Here, in no particular order, are some of the items I hope to see incorporated in our strategic plan:
Membership growth. We need active and thriving professional chapters in every state. To attain this, we may need to rethink how we build chapters. I am a big fan of statewide approaches that encourage journalists from various regions to pool resources, collaborate on projects and communicate more frequently.
I’m also determined to explore ways to expand our membership by making SPJ’s annual dues more affordable for everyone.
A plan for improving and maintaining SPJ’s Indianapolis headquarters. This building is one of SPJ’s core assets, but it’s not being fully utilized. I realize SPJ members nationwide aren’t necessarily interested in visiting the building, but I hope everyone will agree that improving the property would be good for SPJ’s bottom line.
With a few relatively inexpensive changes, the Society could begin to generate new revenue from its offices. For example, the installation of tech workstations on the building’s sizeable second floor would allow SPJ to present various seminars — or charge outside groups wanting to use the space. A dynamic display of SPJ’s extensive archives might be of interest to local civic groups and would serve to promote the Society’s missions.
Greater accountability for SPJ’s leadership. Yes, this is a volunteer-driven organization, and it does indeed accomplish a tremendous amount of work in only one week. At the same time, some folks aren’t always good at letting their yes be yes and their no be no. They often agree to tackle important projects they never complete. Or they agree to serve on national committees in which they rarely, if ever, participate.
Sadly, we have let too many good ideas fall by the wayside and have missed several great opportunities because SPJ’s executive leaders often have found it much easier to work around inactive and ineffective volunteers than to ask them to step away from service. To ensure SPJ remains on track and prospers from greater continuity of leadership, we need to devise evaluations that executive officers can use to identify effective and active leaders and rising stars.
Greater business savvy that helps SPJ generate new revenue.This is where the purists often wring their hands, and for good reason. I am, however, convinced that SPJ can raise money from nonmedia sources with tremendous integrity — and that it must start to move aggressively to do so.
I am delighted that the Society recently hired a sales representative to sell ads in our print and electronic publications and on our Web site. SPJ also needs to seek sponsorships. It needs to develop seminars that can be presented to various groups for appropriate fees.

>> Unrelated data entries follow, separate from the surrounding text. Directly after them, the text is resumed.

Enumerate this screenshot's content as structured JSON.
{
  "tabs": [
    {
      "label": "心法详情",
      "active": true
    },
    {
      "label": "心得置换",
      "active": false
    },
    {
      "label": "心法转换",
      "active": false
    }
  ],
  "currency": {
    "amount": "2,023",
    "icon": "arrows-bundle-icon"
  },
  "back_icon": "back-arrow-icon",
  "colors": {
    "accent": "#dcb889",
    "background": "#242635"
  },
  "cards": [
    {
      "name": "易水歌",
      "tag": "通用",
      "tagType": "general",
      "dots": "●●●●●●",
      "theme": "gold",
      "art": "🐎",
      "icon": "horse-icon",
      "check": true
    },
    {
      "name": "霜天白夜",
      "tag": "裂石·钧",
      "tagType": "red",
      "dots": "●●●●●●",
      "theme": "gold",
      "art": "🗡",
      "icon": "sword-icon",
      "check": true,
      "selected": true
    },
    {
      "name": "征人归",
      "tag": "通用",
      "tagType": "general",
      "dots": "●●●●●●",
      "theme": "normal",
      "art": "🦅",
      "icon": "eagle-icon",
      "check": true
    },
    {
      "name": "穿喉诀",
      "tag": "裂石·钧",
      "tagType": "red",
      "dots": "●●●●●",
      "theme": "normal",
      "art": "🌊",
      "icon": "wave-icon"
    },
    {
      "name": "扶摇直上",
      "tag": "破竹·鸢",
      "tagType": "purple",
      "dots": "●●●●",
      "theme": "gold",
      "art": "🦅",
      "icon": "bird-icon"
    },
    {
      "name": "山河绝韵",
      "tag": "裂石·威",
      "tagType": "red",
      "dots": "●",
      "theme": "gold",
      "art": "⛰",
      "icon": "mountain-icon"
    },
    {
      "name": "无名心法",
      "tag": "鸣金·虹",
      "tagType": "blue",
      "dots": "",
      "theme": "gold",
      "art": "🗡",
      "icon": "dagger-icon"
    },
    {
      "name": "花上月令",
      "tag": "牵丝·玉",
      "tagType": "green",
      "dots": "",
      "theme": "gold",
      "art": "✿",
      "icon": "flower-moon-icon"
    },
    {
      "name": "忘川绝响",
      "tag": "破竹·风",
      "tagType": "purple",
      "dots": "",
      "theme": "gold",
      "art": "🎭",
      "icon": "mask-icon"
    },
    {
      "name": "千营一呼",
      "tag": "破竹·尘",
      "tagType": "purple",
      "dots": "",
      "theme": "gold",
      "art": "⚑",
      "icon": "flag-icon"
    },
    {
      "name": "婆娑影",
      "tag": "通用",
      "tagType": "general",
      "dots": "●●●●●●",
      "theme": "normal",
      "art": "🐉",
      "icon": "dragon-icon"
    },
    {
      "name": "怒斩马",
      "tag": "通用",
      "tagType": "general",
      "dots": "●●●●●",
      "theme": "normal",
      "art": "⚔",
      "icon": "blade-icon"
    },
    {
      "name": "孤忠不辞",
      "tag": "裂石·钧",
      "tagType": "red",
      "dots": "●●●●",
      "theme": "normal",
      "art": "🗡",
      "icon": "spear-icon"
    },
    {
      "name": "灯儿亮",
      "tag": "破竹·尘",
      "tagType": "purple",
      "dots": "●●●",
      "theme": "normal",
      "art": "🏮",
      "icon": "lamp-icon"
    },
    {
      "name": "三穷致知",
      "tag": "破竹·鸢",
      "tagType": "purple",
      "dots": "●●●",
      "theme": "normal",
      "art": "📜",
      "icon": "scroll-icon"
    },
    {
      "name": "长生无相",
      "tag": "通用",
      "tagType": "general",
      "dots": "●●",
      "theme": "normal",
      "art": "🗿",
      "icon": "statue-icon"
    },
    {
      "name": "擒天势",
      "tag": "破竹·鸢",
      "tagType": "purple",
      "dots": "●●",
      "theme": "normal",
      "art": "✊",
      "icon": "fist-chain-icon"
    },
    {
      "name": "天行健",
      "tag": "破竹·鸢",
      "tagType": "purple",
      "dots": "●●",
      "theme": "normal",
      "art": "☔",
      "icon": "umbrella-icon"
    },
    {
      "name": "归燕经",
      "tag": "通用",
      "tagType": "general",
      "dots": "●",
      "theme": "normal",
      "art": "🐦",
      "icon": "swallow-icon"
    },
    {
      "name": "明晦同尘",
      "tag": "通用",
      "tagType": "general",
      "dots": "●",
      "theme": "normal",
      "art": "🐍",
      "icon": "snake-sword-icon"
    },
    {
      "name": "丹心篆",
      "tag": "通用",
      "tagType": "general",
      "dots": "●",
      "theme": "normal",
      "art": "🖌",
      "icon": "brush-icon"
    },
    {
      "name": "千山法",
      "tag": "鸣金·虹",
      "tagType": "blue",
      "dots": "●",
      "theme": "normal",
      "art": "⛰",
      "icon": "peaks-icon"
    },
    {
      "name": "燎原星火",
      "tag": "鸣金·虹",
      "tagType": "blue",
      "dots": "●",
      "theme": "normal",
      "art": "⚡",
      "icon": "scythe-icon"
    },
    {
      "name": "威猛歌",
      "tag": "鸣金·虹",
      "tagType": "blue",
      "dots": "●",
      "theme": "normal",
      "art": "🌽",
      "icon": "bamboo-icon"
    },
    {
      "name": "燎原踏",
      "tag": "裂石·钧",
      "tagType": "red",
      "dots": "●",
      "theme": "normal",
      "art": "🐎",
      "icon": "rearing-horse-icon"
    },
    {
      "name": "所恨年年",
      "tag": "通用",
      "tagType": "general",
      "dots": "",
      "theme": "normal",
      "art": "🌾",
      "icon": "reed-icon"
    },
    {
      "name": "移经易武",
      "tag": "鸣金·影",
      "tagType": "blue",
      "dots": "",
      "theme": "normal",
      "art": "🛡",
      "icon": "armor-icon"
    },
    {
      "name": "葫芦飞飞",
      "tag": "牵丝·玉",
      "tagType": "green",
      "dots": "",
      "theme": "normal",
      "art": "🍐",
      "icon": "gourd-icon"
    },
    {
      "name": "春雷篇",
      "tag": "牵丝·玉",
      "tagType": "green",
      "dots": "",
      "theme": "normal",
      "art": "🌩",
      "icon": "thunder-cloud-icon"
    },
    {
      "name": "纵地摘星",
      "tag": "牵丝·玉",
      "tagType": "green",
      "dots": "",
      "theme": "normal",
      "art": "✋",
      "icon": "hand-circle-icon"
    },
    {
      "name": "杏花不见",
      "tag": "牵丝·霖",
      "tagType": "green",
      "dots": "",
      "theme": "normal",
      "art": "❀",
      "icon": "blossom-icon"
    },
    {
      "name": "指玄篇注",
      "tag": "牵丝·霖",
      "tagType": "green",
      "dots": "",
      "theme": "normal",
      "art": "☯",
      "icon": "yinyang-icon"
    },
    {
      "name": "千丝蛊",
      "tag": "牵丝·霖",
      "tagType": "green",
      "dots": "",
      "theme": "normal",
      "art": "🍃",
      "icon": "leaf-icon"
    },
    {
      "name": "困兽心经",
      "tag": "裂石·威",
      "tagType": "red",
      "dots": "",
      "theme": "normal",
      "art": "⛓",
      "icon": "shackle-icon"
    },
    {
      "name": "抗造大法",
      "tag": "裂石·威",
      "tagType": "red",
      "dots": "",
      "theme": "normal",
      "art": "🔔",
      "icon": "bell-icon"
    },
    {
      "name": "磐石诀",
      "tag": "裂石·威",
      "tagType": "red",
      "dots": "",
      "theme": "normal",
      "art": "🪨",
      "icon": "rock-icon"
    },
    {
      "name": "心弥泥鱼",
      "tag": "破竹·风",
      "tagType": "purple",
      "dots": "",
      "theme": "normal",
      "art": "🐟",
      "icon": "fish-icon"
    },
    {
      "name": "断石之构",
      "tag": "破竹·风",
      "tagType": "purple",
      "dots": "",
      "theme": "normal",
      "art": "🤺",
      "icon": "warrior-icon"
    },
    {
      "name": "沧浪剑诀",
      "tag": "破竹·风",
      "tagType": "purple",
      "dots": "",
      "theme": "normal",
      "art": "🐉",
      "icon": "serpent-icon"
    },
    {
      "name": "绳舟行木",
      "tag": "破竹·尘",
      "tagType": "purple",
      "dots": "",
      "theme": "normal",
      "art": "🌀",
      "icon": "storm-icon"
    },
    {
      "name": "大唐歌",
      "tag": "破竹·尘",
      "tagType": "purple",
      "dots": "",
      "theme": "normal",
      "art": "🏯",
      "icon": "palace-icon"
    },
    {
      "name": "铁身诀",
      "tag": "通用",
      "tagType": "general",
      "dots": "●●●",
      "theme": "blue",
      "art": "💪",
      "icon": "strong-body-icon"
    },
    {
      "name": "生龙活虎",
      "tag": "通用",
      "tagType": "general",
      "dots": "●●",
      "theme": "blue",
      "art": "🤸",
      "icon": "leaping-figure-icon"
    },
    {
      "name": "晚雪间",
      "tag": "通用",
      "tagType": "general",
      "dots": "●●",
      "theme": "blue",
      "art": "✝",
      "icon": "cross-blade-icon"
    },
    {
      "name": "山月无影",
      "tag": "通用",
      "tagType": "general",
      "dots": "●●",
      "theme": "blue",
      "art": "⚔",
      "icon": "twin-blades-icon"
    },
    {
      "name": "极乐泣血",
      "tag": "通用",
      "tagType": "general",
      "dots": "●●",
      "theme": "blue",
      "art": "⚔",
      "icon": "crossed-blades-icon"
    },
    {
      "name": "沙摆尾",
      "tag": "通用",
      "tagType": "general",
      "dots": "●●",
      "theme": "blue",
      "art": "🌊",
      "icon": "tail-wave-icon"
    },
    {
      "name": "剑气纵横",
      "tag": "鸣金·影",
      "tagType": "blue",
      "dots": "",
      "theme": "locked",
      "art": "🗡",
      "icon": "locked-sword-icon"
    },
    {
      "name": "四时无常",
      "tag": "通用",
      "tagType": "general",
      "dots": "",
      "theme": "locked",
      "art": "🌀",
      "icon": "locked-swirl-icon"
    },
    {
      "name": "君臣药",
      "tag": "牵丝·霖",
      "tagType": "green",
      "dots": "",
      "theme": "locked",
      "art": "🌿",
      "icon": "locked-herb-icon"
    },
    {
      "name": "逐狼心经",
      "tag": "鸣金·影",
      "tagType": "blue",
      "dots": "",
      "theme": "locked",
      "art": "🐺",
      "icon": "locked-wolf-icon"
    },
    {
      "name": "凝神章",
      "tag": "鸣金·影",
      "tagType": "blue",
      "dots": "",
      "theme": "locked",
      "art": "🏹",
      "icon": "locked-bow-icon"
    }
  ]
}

In coming weeks, you’ll have many opportunities to contribute to SPJ’s strategic plan. Again, contact the key SPJ leaders mentioned above, and please view my blog, where I hope to maintain a rolling discussion about this process as it unfolds.
Contact your leader
President: Christine Tatum — firstname.lastname@example.org
Executive Director: Terry Harper — email@example.com
Region I Director: Carolyn James — firstname.lastname@example.org
Region II Director: Ann M. Augherton — email@example.com
Region III Director: Holly A. Fisher — firstname.lastname@example.org
Region IV Director: Kevin Z. Smith — email@example.com
Region V Director: Richard Roth — firstname.lastname@example.org
Region VI Director: Gordon Govier — email@example.com
Region VII Director: Ron Sylvester — firstname.lastname@example.org
Region VIII Director: Travis Poling — email@example.com
Region IX Director: Deb Hurley — firstname.lastname@example.org
Region X Director: Nathan Isaacs — email@example.com
Region XI Director: Paul McAfee — firstname.lastname@example.org
Region XII Director: Sonny Albarado — email@example.com
Christine Tatum is an assistant business editor for The Denver Post. Before moving to Colorado in 2003, she worked for The Chicago Tribune as a media hybrid, covering technology for the newspaper, producing the tech section of chicagotribune.com and appearing weekly to discuss technology news on CLTV, a local station owned by the Tribune Co. Her career stops also include Tribune Media Services, The Daily Herald of Arlington Heights, Ill., and The News & Record of Greensboro, N.C. Tatum is a North Carolina native and a graduate of the University of North Carolina at Chapel Hill. Contact her at firstname.lastname@example.org